### DESCRIPTION OF THE TASK
In the records below, count every line that includes the word "data". Provide the total alone.

### RECORD EXCERPTS

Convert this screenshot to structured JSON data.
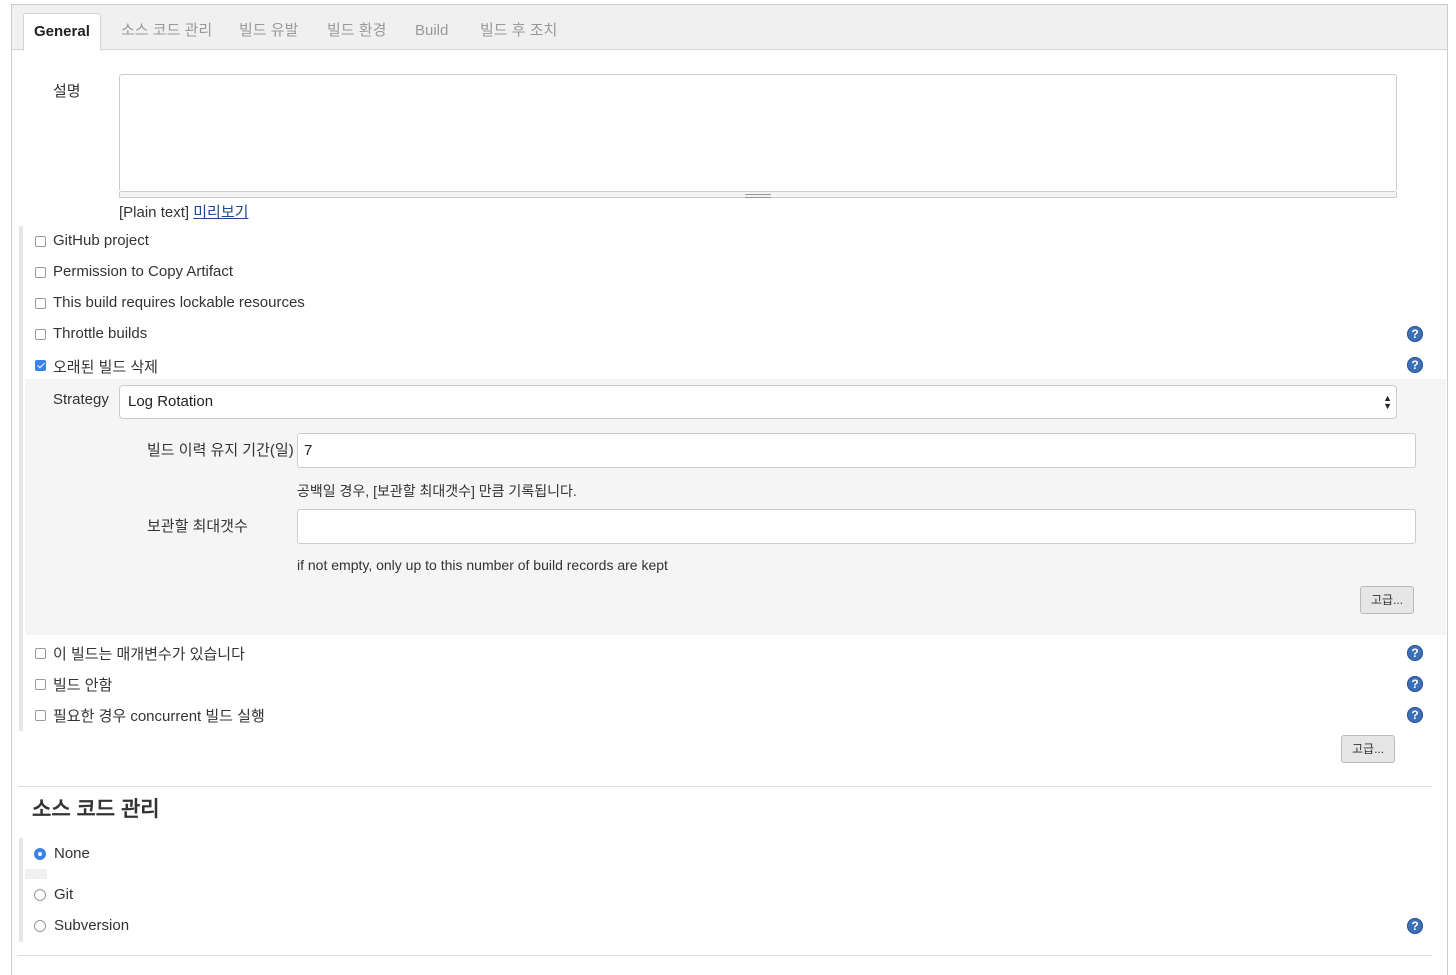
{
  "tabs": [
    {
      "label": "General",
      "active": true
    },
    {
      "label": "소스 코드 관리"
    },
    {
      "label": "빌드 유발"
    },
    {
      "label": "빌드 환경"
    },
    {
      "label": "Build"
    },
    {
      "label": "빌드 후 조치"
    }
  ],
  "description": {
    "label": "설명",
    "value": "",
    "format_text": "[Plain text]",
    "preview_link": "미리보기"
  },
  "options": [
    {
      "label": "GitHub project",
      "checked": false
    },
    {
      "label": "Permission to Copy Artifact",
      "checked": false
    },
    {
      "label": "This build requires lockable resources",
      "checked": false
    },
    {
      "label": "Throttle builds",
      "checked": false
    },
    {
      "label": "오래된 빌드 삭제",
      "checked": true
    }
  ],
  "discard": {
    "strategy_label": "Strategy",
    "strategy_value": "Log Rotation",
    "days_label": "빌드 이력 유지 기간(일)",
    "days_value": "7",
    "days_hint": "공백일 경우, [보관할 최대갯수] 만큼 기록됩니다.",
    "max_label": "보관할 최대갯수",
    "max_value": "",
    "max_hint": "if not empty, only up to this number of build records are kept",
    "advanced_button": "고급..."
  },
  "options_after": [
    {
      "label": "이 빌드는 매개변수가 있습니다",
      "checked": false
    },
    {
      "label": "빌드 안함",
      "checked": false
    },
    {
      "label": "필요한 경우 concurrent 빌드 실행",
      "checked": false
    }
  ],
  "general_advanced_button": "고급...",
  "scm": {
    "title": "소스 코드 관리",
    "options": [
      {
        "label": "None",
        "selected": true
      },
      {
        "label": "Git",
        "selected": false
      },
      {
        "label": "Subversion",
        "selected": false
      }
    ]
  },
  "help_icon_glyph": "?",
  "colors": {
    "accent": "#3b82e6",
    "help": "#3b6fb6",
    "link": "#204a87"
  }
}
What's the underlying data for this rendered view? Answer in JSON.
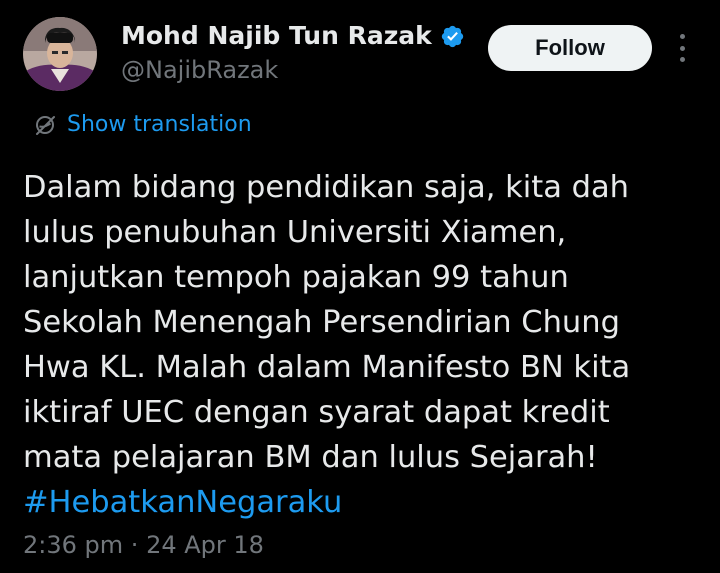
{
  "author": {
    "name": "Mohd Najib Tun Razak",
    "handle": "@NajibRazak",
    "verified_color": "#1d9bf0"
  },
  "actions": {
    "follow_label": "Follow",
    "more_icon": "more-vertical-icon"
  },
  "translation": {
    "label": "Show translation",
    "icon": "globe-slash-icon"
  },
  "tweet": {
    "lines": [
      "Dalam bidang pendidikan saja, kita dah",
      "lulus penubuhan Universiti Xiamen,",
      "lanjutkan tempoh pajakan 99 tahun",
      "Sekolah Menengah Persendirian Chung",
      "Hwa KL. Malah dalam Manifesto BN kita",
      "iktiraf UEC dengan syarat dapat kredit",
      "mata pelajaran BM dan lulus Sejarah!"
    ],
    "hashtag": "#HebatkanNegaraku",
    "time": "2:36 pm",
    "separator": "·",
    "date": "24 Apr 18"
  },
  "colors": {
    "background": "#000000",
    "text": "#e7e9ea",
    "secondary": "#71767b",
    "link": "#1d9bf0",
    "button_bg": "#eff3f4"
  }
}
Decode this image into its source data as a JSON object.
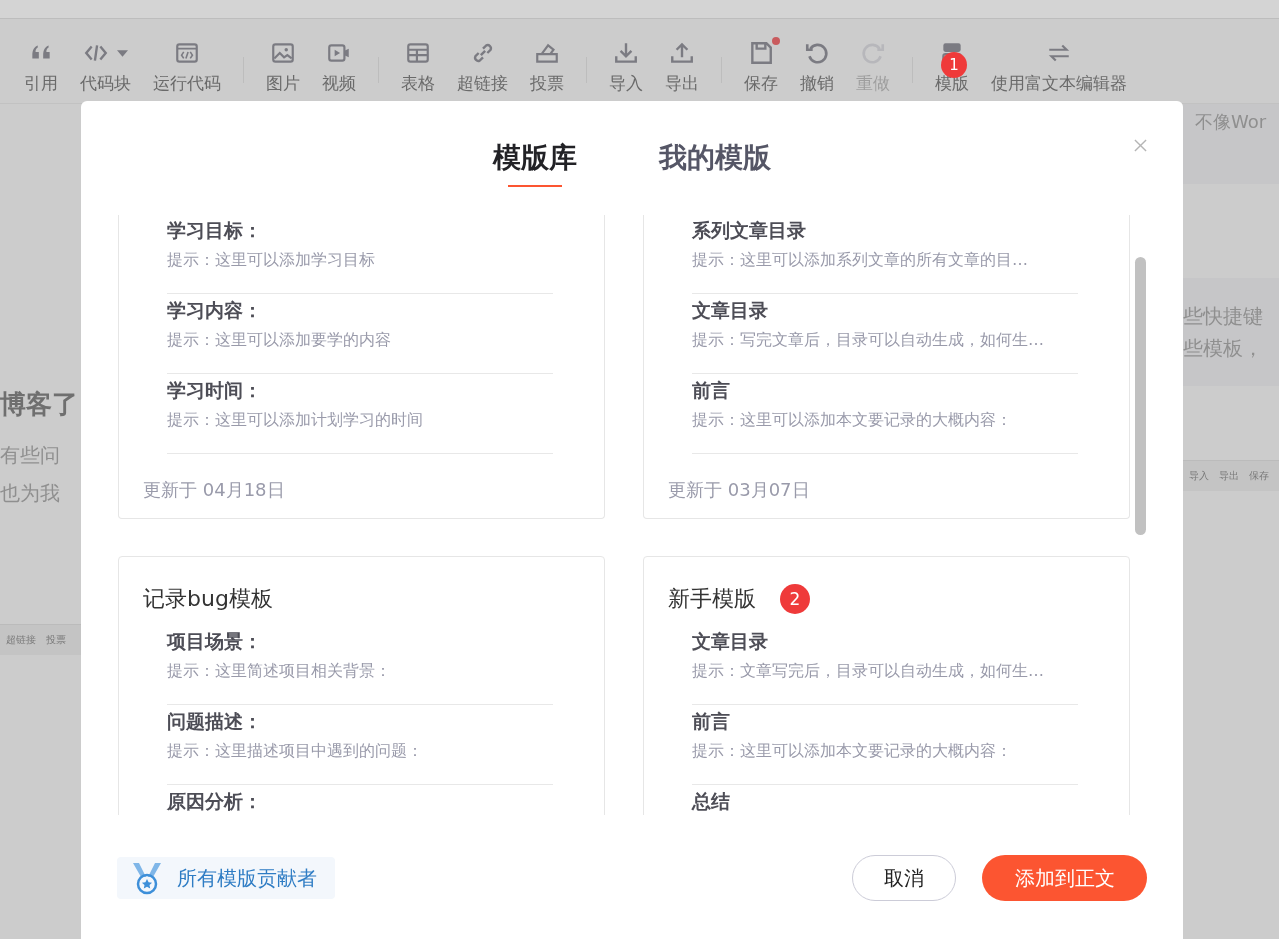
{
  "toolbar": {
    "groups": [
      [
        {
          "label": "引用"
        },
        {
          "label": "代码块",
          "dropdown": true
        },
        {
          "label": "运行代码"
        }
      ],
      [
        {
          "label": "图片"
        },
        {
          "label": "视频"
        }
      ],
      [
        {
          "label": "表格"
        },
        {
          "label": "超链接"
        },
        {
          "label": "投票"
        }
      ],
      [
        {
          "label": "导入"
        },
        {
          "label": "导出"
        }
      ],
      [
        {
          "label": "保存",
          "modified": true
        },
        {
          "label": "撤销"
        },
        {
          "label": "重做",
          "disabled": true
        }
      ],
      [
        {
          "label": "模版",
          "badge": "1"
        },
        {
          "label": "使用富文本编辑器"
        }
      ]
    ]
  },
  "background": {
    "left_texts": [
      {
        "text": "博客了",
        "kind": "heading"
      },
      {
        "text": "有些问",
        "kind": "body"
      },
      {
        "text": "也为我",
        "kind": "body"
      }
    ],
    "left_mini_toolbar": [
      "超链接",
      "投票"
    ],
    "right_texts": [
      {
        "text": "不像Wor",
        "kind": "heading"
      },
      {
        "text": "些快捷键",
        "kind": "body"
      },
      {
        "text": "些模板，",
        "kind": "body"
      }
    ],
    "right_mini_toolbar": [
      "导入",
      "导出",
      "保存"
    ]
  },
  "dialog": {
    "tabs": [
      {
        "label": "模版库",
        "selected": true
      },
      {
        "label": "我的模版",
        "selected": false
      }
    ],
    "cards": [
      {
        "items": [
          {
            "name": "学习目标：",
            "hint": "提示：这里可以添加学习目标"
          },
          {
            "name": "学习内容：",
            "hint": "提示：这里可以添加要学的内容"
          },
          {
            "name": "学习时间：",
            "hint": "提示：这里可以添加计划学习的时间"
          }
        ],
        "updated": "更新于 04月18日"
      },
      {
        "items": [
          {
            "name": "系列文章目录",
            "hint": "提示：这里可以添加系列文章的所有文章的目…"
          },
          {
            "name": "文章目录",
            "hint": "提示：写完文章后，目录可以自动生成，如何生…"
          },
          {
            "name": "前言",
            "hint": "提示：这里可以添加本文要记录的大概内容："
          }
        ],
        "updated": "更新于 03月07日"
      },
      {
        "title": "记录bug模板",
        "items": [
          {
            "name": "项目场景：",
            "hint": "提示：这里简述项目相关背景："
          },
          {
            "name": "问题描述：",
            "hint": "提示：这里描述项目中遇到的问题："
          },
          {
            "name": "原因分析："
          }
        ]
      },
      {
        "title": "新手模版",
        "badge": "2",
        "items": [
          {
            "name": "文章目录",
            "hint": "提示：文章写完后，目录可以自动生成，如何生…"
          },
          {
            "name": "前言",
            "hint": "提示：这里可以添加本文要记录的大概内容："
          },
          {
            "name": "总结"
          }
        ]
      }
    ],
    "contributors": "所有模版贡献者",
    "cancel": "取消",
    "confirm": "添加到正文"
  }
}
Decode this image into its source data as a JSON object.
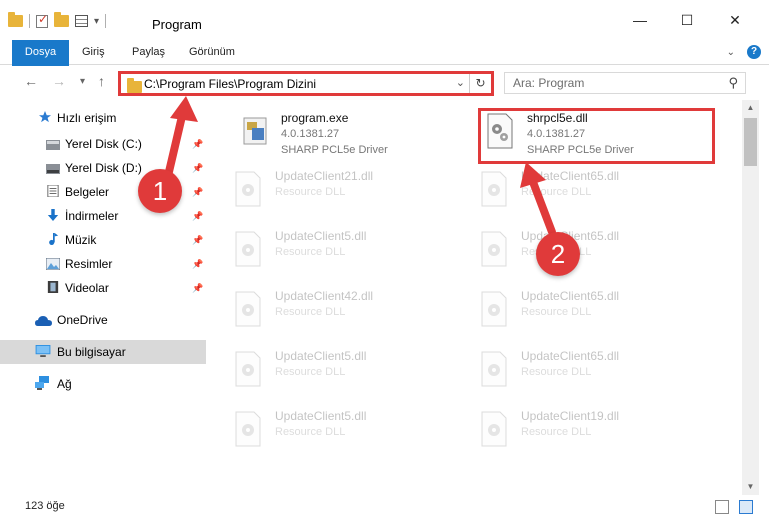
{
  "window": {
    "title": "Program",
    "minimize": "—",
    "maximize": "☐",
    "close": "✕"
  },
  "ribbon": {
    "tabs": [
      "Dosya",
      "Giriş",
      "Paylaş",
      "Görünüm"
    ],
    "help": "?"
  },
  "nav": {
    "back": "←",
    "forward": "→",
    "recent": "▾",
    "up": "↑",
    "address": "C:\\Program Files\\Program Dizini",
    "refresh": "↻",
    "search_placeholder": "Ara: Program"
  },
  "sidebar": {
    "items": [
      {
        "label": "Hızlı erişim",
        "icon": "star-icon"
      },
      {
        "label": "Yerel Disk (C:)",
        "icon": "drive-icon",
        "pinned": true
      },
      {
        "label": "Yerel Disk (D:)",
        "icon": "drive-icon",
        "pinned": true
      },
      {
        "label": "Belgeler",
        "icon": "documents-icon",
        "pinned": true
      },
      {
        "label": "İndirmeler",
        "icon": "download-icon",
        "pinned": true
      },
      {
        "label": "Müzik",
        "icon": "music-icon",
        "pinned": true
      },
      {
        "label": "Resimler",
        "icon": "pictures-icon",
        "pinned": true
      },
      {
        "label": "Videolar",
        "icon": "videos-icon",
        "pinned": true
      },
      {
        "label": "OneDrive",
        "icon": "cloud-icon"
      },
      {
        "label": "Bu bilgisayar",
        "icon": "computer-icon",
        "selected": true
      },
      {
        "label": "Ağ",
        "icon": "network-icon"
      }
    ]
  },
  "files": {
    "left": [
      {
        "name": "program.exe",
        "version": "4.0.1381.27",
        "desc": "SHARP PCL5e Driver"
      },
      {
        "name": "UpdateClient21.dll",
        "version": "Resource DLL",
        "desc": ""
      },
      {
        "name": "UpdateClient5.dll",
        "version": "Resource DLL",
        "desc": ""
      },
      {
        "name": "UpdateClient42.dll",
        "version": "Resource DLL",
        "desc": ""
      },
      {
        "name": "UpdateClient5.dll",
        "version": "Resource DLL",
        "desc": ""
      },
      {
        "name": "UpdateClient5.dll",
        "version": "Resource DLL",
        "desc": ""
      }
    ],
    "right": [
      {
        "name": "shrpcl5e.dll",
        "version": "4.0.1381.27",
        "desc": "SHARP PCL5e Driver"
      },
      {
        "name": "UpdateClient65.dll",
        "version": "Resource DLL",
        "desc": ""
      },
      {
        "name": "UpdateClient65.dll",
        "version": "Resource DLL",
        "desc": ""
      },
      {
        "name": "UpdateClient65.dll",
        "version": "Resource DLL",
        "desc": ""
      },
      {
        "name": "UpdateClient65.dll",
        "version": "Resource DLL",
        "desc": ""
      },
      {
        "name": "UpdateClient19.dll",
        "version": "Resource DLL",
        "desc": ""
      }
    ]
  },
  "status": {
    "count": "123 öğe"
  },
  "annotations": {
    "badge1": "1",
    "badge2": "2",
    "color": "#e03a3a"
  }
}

### SOLUTION TO THIS PROBLEM
4